Just about all sides seem to have missed the class on the benefits of positive reinforcement, choosing instead to go negative and slag off one another – in the case of the Greeks, this was either by inviting their opponents to perform acts of self-fornication or to do so unto their mothers – all the while never straying from the rhyming rule of thumb. Despite the goading on all sides, the games nonetheless remained peaceful. A feat undoubtedly owing (at least in part) to the security guards who were hired to sit with their backs to the court and stare down spectators into submissiveness for the duration of the games.
It’s obvious that the Euroleague is trying hard to follow the NBA model.
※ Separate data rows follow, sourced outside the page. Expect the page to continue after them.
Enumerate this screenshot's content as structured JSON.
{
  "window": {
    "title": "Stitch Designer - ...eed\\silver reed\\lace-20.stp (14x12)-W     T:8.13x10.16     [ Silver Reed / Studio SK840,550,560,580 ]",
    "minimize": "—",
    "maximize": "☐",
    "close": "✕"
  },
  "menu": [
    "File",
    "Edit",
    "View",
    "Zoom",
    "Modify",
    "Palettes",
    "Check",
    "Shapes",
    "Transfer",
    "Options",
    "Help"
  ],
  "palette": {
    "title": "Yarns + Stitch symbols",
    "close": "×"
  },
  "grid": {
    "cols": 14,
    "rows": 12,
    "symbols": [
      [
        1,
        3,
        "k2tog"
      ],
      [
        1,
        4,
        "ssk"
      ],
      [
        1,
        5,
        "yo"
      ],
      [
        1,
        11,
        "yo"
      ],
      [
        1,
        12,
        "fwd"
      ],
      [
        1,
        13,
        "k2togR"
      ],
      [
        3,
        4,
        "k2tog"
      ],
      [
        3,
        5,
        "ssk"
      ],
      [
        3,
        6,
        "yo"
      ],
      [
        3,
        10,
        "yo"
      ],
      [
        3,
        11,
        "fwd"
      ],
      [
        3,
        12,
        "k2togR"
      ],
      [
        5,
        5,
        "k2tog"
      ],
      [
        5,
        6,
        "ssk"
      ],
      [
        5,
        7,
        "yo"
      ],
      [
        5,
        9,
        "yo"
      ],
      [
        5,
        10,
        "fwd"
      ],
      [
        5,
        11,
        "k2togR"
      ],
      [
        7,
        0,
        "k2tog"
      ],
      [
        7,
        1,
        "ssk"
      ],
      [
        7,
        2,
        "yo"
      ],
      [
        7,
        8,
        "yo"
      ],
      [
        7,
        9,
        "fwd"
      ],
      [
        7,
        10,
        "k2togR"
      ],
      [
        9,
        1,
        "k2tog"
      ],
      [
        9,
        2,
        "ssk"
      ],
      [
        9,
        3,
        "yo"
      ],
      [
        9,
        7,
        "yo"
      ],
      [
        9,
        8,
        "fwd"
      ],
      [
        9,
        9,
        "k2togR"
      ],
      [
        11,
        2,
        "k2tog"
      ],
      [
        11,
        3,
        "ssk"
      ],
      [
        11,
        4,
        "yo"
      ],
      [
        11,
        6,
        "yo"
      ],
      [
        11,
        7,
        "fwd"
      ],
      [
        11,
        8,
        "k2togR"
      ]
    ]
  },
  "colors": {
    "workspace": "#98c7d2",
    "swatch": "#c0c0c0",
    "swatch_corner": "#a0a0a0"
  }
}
Since its founding in 2000, the league has managed to hook big-name sponsors like Turkish Airlines and Citroën. They have a kiss and bongo-cam to liven the pre-show, complete with a presenter who can nail an American accent and hot cheerleaders to hype up the crowds. They’ve adopted some skewed version of the half-way line throw, which involves running from the half way line and doing a lay-up for the chance to win a signed ball, instead of making the shot for a large sum of money. And, while it might not be Alicia Keys, they did hire gold-sprayed Bulgarian men clad in nothing but speedos to perform some astonishing (yet, unfortunate, given the costume choice) gymnastics for the half-time show. Considering the clear similarities, it’s a mystery how European basketball still trails far, far behind the NBA in both recognition and viewership. A suggestion for Berlin 2016: a “Final four at the Final Four” half-time show collaboration with The Voice might just do the trick. At the very least it will guarantee the games a higher Google search entry.
*For readers not born and raised on the broader European continent: the Eurovision is as odd an experiment in international community building as they come. A song contest, created in 1956, which began with the goal of highlighting music from European nations (and their periphery) and ended up with the majority of contestants singing in English to pander to a larger demographic. In it’s heyday, it did propel some singers to fame, notably: Abba, Celine Dion and Julio Iglesias.
** Recall Cyprus giving full points to Greece and vice versa.